Find and copy each line of the data that includes "title".

**DATA FOR THE TASK:**
++++++++
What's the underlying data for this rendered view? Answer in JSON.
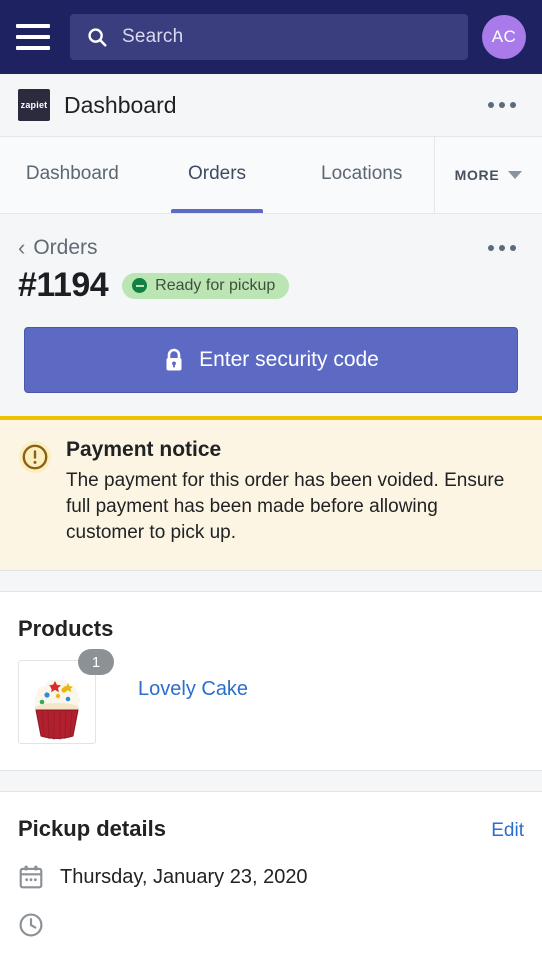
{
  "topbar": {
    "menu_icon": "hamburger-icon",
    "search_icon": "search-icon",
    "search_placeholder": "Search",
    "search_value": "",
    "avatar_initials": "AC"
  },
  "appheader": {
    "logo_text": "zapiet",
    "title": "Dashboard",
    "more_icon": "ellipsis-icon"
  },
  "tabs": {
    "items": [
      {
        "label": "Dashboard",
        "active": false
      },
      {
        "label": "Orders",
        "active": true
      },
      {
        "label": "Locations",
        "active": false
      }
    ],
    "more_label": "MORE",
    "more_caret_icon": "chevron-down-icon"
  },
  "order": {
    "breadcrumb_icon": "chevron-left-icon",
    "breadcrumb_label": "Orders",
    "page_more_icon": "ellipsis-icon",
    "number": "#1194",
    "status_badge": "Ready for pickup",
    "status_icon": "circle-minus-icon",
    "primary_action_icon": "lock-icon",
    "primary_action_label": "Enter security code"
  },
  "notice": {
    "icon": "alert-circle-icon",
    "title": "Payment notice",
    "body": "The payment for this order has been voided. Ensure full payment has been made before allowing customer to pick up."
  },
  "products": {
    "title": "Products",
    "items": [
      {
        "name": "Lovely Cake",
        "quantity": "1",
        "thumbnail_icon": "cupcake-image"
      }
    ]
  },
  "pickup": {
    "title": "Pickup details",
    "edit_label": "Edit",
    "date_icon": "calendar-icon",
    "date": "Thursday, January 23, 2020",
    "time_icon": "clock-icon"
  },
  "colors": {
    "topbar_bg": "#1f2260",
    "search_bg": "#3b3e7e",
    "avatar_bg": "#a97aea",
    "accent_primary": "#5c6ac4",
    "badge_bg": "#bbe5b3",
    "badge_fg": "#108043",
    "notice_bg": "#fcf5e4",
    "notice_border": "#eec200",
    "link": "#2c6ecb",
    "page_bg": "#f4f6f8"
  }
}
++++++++
**RESPONSE TO THIS EXERCISE:**
    "title": "Dashboard",
    "title": "Payment notice",
    "title": "Products",
    "title": "Pickup details",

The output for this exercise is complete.